Our Advent season is well under way and the message is always:“Have courage, do not be afraid. Rejoice!  Those who walk in darkness have seen a great light.  Immanuel, God is with us.  He is your strength. Console my people, console them”.

On December 10, 2014, the world experienced Pakistan’s Braveheart, Malala, the young campaigner for girl’s education, the youngest laureate, receive the Nobel Prize in Oslo together with Kailash Satyarthi, a campaigner against child slavery from India, both championing the cause of children in their respective countries as well as globally.  This can be seen as a symbolic gesture between two countries calling them to turn their swords into ploughshares and make the future of the children in Pakistan and India their common cause.

Malala needs no introduction and it is hard to find such courage in a 17 year old coupled with a clarity of thought and an eloquence that can make cynics catch their breath and the world sit up and take notice.  Malala will give the nation Pakistan, which is starved of good news and buffeted by crisis on many fronts, a cause to celebrate but not all will!!!!

Malala is a global icon representing millions of children out of school in the world whether for reasons of militancy, state neglect, cultural practices, poverty or war, her story is inspirational on so many levels.  Malala is not a lone voice and has thus invited five inspiring girl champions as special guests, to join her at the Nobel Peace Prize ceremony.  These are Shazia Ramzan and Kainat Riaz, her school friends from Swat who got shot along with her in the attack in 2012; Kainat Soomro from the province Sindh where we work, who at the age of 13 was gang raped by four men in 2007 and fought for justice against all odds; Mezon Almellahan from Syria and Amina Yusuf from Nigeria.  Malala says: “Though I will be one girl receiving this award, I know that I am not a lone voice.  This Nobel Prize is for all girls everywhere who want education.  These courageous girls are not just friends, they are now my sisters in our campaign for education for every child”.

Bedks 1 thCARO01WSThis year’s joint winners, Malala and Kailash, highlight the importance of uniting people across borders and religions by educating children and freeing them from poverty.

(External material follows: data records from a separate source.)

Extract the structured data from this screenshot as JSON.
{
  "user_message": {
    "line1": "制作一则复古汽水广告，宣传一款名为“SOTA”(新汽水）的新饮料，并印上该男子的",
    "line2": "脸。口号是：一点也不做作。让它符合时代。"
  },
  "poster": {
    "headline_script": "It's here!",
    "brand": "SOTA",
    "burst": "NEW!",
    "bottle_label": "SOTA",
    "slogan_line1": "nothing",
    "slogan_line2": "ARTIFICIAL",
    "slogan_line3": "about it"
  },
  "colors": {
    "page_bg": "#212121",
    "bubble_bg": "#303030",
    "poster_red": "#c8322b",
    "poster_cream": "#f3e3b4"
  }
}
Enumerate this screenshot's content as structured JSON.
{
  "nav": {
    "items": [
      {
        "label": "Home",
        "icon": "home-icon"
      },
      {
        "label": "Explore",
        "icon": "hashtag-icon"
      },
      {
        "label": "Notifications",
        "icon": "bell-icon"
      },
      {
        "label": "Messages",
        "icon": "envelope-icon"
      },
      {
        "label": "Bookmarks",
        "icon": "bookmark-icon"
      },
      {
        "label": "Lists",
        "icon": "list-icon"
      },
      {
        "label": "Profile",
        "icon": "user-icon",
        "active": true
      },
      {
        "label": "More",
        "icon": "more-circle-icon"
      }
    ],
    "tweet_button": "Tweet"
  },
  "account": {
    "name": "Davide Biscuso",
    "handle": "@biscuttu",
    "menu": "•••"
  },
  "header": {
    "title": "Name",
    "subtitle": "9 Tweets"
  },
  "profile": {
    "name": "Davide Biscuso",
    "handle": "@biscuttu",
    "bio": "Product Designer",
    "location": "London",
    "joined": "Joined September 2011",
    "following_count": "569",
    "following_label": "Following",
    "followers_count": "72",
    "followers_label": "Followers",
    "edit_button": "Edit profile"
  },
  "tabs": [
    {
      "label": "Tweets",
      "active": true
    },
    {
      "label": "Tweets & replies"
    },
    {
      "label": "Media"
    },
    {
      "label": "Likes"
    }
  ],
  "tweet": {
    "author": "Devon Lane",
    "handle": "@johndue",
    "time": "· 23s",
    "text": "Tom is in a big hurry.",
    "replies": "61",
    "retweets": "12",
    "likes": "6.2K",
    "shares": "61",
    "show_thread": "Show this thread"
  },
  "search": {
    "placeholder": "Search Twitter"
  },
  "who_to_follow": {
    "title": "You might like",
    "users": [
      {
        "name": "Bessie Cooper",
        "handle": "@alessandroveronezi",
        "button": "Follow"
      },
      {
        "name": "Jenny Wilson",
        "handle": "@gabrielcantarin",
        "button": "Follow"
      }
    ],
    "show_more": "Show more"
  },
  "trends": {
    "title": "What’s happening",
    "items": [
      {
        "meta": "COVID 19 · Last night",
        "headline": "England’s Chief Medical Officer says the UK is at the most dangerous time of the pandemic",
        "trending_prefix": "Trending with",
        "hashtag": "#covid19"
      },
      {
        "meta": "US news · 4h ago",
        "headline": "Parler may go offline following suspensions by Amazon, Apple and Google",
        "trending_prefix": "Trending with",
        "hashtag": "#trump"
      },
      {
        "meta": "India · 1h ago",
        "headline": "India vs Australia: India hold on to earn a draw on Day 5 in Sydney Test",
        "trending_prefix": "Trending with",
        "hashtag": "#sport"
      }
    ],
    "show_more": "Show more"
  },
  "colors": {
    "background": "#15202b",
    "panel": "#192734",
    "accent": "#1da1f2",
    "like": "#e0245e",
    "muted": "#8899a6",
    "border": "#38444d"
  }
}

Kailash says: “…that even if a single child was denied education, we cannot say we are enlightened”.

Malala says: “…the award is for all those children who are voiceless, whose voices will never be heard.  I speak for them and I stand up for them”.

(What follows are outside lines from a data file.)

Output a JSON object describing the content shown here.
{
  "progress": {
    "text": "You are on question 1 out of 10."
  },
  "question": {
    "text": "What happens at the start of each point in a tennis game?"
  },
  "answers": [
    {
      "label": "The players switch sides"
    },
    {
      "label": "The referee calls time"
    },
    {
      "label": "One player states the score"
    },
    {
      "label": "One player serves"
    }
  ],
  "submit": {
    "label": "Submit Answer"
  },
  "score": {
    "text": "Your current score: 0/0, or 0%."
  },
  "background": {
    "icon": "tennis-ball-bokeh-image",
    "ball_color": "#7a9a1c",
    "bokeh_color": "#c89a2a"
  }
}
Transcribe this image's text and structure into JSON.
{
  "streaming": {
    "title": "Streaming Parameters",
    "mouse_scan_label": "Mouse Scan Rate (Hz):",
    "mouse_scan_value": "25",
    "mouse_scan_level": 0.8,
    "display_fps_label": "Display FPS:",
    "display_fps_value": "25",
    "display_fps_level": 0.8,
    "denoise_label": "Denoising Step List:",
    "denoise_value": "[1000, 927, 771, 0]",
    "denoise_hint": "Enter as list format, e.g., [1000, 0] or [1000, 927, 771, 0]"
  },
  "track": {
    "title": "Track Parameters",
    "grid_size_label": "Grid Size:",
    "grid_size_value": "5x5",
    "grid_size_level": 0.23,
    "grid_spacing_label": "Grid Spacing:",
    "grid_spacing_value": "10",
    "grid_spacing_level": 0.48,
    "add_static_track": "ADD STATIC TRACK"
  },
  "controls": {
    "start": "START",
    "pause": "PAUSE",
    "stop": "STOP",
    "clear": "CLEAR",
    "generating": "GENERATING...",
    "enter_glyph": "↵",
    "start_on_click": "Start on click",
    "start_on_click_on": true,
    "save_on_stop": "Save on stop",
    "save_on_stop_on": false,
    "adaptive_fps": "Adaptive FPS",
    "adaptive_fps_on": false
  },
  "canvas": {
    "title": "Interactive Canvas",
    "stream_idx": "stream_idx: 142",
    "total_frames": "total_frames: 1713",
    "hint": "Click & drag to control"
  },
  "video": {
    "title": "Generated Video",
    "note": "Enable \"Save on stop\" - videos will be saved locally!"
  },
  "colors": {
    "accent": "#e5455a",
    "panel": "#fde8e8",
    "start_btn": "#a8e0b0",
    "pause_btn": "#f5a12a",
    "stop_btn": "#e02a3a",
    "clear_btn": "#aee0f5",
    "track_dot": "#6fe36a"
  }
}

Jesus said: “Let the little children come unto Me, for theirs is the Kingdom of Heaven”.                                                                                                                                        

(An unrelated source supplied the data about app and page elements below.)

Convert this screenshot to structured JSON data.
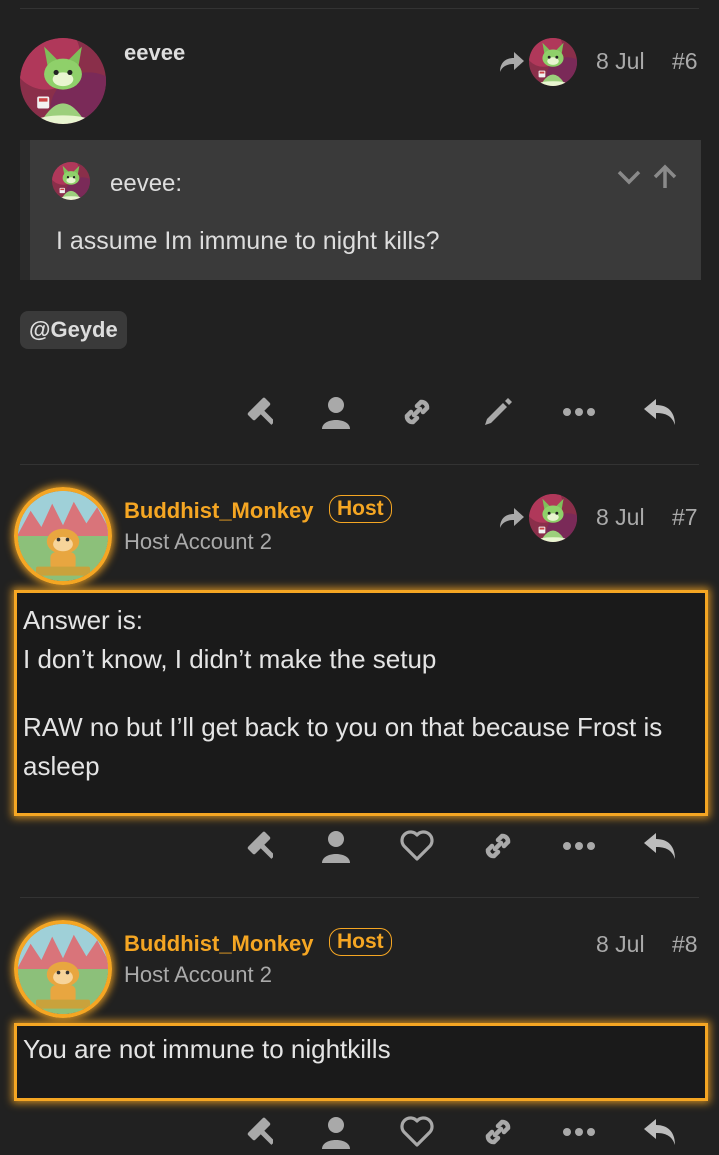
{
  "posts": [
    {
      "username": "eevee",
      "date": "8 Jul",
      "number": "#6",
      "quote": {
        "username": "eevee:",
        "text": "I assume Im immune to night kills?"
      },
      "mention": "@Geyde"
    },
    {
      "username": "Buddhist_Monkey",
      "flair": "Host",
      "subtitle": "Host Account 2",
      "date": "8 Jul",
      "number": "#7",
      "body": [
        "Answer is:",
        "I don’t know, I didn’t make the setup",
        "RAW no but I’ll get back to you on that because Frost is asleep"
      ]
    },
    {
      "username": "Buddhist_Monkey",
      "flair": "Host",
      "subtitle": "Host Account 2",
      "date": "8 Jul",
      "number": "#8",
      "body": [
        "You are not immune to nightkills"
      ]
    }
  ],
  "icons": {
    "post1_actions": [
      "gavel-icon",
      "user-icon",
      "link-icon",
      "pencil-icon",
      "ellipsis-icon",
      "reply-icon"
    ],
    "post2_actions": [
      "gavel-icon",
      "user-icon",
      "heart-icon",
      "link-icon",
      "ellipsis-icon",
      "reply-icon"
    ],
    "post3_actions": [
      "gavel-icon",
      "user-icon",
      "heart-icon",
      "link-icon",
      "ellipsis-icon",
      "reply-icon"
    ]
  },
  "colors": {
    "background": "#212121",
    "accent": "#f5a623",
    "text": "#dddddd",
    "muted": "#aaaaaa",
    "quote_background": "#3a3a3a"
  }
}
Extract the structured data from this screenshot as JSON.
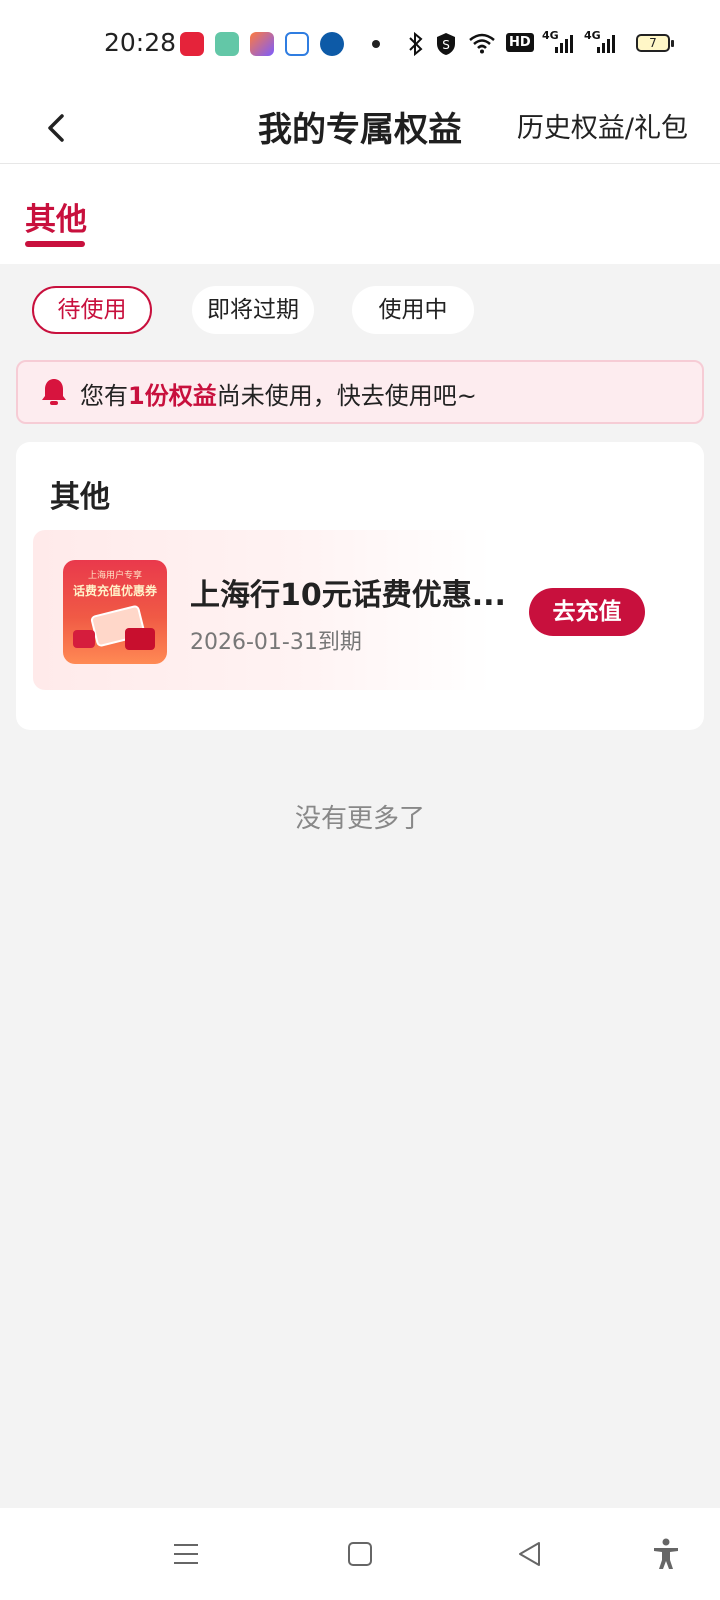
{
  "status_bar": {
    "time": "20:28",
    "app_icons": [
      "toutiao-app-icon",
      "gallery-app-icon",
      "store-app-icon",
      "cloud-app-icon",
      "bank-app-icon"
    ],
    "network_labels": [
      "HD",
      "4G",
      "4G"
    ],
    "battery": "7"
  },
  "header": {
    "title": "我的专属权益",
    "history_link": "历史权益/礼包"
  },
  "tabs": {
    "active": "其他"
  },
  "filters": [
    "待使用",
    "即将过期",
    "使用中"
  ],
  "notice": {
    "prefix": "您有",
    "highlight": "1份权益",
    "suffix": "尚未使用，快去使用吧~"
  },
  "section": {
    "title": "其他",
    "item": {
      "thumb_line1": "上海用户专享",
      "thumb_line2": "话费充值优惠券",
      "title": "上海行10元话费优惠...",
      "expiry": "2026-01-31到期",
      "button": "去充值"
    }
  },
  "end_text": "没有更多了",
  "colors": {
    "accent": "#c8103d",
    "notice_bg": "#fdecef",
    "page_bg": "#f3f3f3"
  }
}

Jesus came among us to show us the Way, let us prepare ourselves for His coming this Christmas into a world of much darkness by scattering His Light, as we take up His torch and try to make His Kingdom of peace and justice a reality for all of human kind.

By Sister Rebecca Conlon, from Milltown Malbay, Co Clare, Ireland. Rebecca has been on mission in Pakistan since 1989